→ Action item
Copy out every line of the data where the word "شهیدلبافی" is found.

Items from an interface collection
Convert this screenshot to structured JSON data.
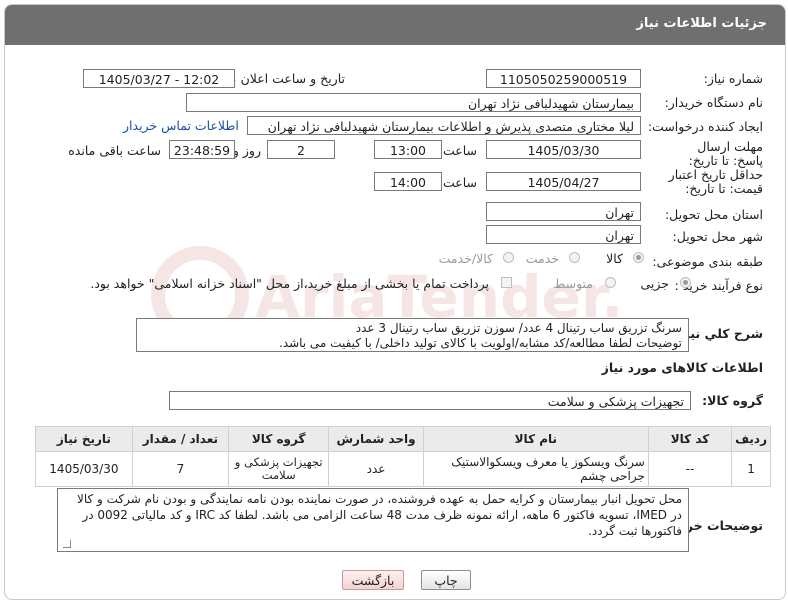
{
  "header": {
    "title": "جزئیات اطلاعات نیاز"
  },
  "labels": {
    "need_number": "شماره نیاز:",
    "announce_datetime": "تاریخ و ساعت اعلان عمومی:",
    "buyer_org": "نام دستگاه خریدار:",
    "requester": "ایجاد کننده درخواست:",
    "reply_deadline": "مهلت ارسال پاسخ: تا تاریخ:",
    "price_validity": "حداقل تاریخ اعتبار قیمت: تا تاریخ:",
    "hour": "ساعت",
    "day_and": "روز و",
    "hours_left": "ساعت باقی مانده",
    "delivery_province": "استان محل تحویل:",
    "delivery_city": "شهر محل تحویل:",
    "category": "طبقه بندی موضوعی:",
    "purchase_type": "نوع فرآیند خرید :",
    "summary": "شرح کلي نياز:",
    "goods_info": "اطلاعات کالاهای مورد نیاز",
    "goods_group": "گروه کالا:",
    "buyer_notes": "توضیحات خریدار:"
  },
  "fields": {
    "need_number": "1105050259000519",
    "announce_datetime": "1405/03/27 - 12:02",
    "buyer_org": "بیمارستان شهیدلبافی نژاد تهران",
    "requester": "لیلا مختاری متصدی پذیرش و اطلاعات بیمارستان شهیدلبافی نژاد تهران",
    "contact_link": "اطلاعات تماس خریدار",
    "reply_date": "1405/03/30",
    "reply_time": "13:00",
    "reply_days": "2",
    "reply_remaining": "23:48:59",
    "validity_date": "1405/04/27",
    "validity_time": "14:00",
    "province": "تهران",
    "city": "تهران",
    "goods_group": "تجهیزات پزشکی و سلامت"
  },
  "category_options": [
    "کالا",
    "خدمت",
    "کالا/خدمت"
  ],
  "category_selected": "کالا",
  "purchase_options": [
    "جزیی",
    "متوسط"
  ],
  "purchase_selected": "جزیی",
  "payment_note": "پرداخت تمام یا بخشی از مبلغ خرید،از محل \"اسناد خزانه اسلامی\" خواهد بود.",
  "summary_lines": [
    "سرنگ  تزریق ساب رتینال 4 عدد/ سوزن تزریق ساب رتینال 3 عدد",
    "توضیحات لطفا مطالعه/کد مشابه/اولویت با کالای تولید داخلی/ با کیفیت می باشد."
  ],
  "table": {
    "headers": [
      "ردیف",
      "کد کالا",
      "نام کالا",
      "واحد شمارش",
      "گروه کالا",
      "تعداد / مقدار",
      "تاریخ نیاز"
    ],
    "rows": [
      [
        "1",
        "--",
        "سرنگ ویسکوز یا معرف ویسکوالاستیک جراحی چشم",
        "عدد",
        "تجهیزات پزشکی و سلامت",
        "7",
        "1405/03/30"
      ]
    ]
  },
  "buyer_notes_text": "محل تحویل انبار بیمارستان و کرایه حمل به عهده فروشنده، در صورت نماینده بودن نامه نمایندگی و بودن نام شرکت و کالا در IMED، تسویه فاکتور 6 ماهه، ارائه نمونه ظرف مدت 48 ساعت الزامی می باشد. لطفا کد IRC و کد مالیاتی 0092 در فاکتورها ثبت گردد.",
  "buttons": {
    "print": "چاپ",
    "back": "بازگشت"
  },
  "watermark": "AriaTender.net"
}
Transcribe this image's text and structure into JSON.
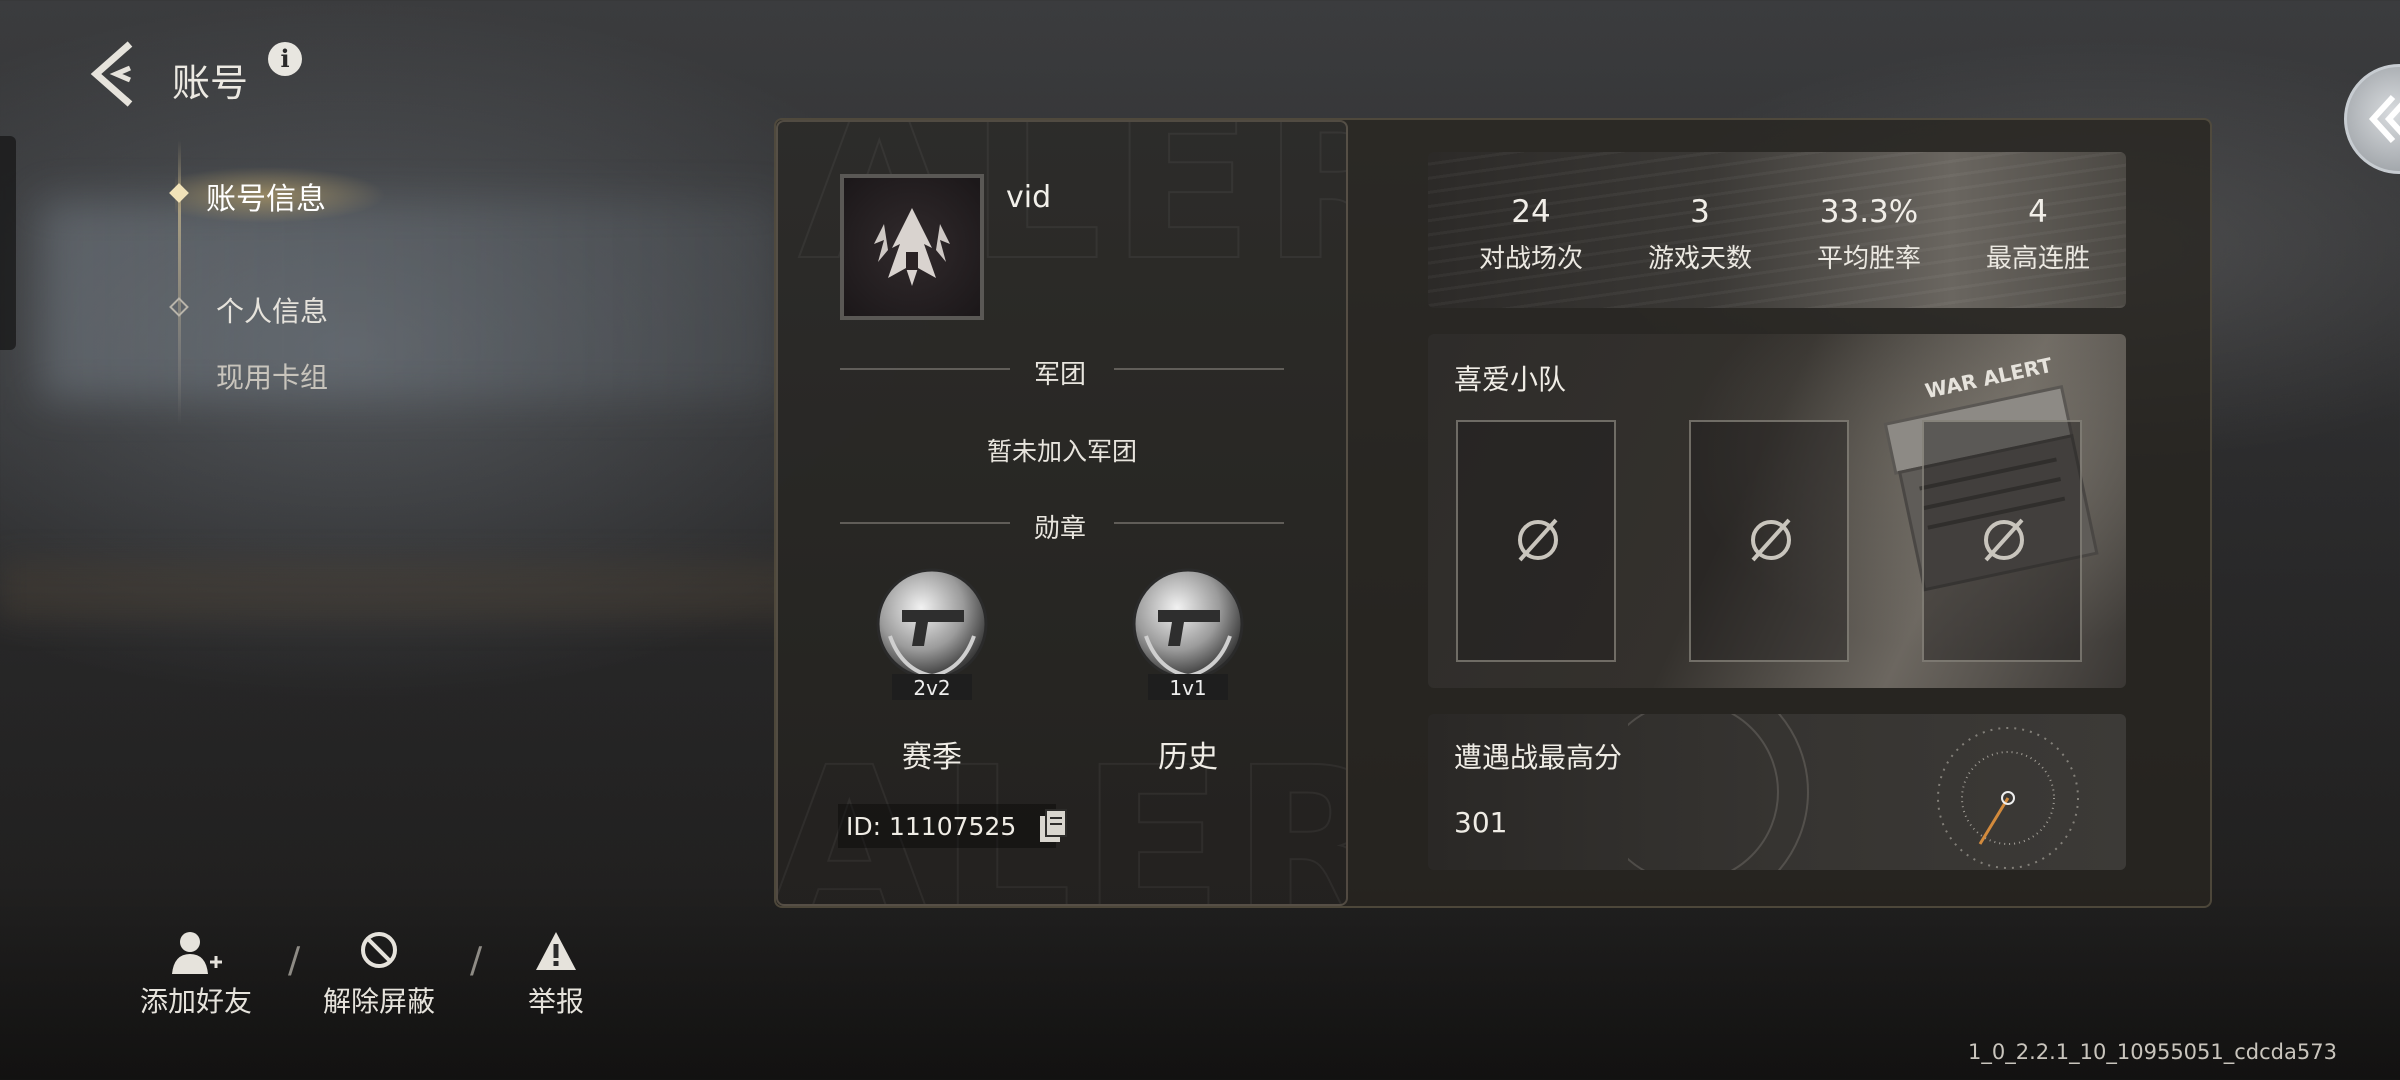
{
  "header": {
    "title": "账号",
    "info_glyph": "i"
  },
  "nav": {
    "items": [
      {
        "label": "账号信息",
        "active": true
      },
      {
        "label": "个人信息",
        "active": false
      },
      {
        "label": "现用卡组",
        "active": false
      }
    ]
  },
  "profile": {
    "name": "vid",
    "corps_title": "军团",
    "corps_status": "暂未加入军团",
    "medals_title": "勋章",
    "medals": [
      {
        "badge": "2v2",
        "caption": "赛季"
      },
      {
        "badge": "1v1",
        "caption": "历史"
      }
    ],
    "id_text": "ID: 11107525"
  },
  "stats": [
    {
      "value": "24",
      "label": "对战场次"
    },
    {
      "value": "3",
      "label": "游戏天数"
    },
    {
      "value": "33.3%",
      "label": "平均胜率"
    },
    {
      "value": "4",
      "label": "最高连胜"
    }
  ],
  "squad": {
    "title": "喜爱小队",
    "slots": [
      "empty-slot-icon",
      "empty-slot-icon",
      "empty-slot-icon"
    ],
    "tag_text": "WAR ALERT"
  },
  "score": {
    "title": "遭遇战最高分",
    "value": "301"
  },
  "footer": {
    "add_friend": "添加好友",
    "unblock": "解除屏蔽",
    "report": "举报",
    "separator": "/"
  },
  "version": "1_0_2.2.1_10_10955051_cdcda573",
  "colors": {
    "accent_gold": "#d8b97a",
    "panel_border": "#6e6450"
  }
}
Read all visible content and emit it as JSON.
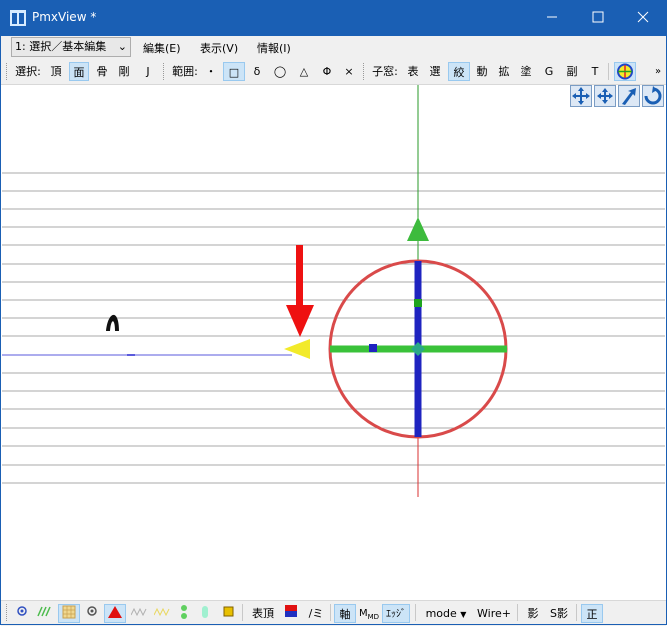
{
  "window": {
    "title": "PmxView *",
    "buttons": {
      "minimize": "—",
      "maximize": "☐",
      "close": "✕"
    }
  },
  "menubar": {
    "mode_select": "1: 選択／基本編集",
    "items": [
      "編集(E)",
      "表示(V)",
      "情報(I)"
    ]
  },
  "toolbar": {
    "select_label": "選択:",
    "select_buttons": [
      "頂",
      "面",
      "骨",
      "剛",
      "J"
    ],
    "range_label": "範囲:",
    "range_buttons": [
      "・",
      "□",
      "δ",
      "◯",
      "△",
      "Φ",
      "×"
    ],
    "subwindow_label": "子窓:",
    "subwindow_buttons": [
      "表",
      "選",
      "絞",
      "動",
      "拡",
      "塗",
      "G",
      "副",
      "T"
    ],
    "overflow": "»"
  },
  "statusbar": {
    "vertex_label": "表頂",
    "mirror_label": "/ミ",
    "axis_label": "軸",
    "mo_label": "M",
    "edge_label": "ｴｯｼﾞ",
    "mode_label": "mode",
    "wire_label": "Wire+",
    "shadow_label": "影",
    "sshadow_label": "S影",
    "ortho_label": "正"
  },
  "colors": {
    "titlebar": "#1a5fb4",
    "gizmo_ring": "#d94a4a",
    "gizmo_vertical": "#1f24c0",
    "gizmo_horizontal": "#3ac23a",
    "up_arrow": "#3dbb3d",
    "down_arrow": "#ee1111",
    "left_arrow": "#f2ea2a"
  }
}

→ Written reply
    "buyer_org": "بیمارستان شهیدلبافی نژاد تهران",
    "requester": "لیلا مختاری متصدی پذیرش و اطلاعات بیمارستان شهیدلبافی نژاد تهران",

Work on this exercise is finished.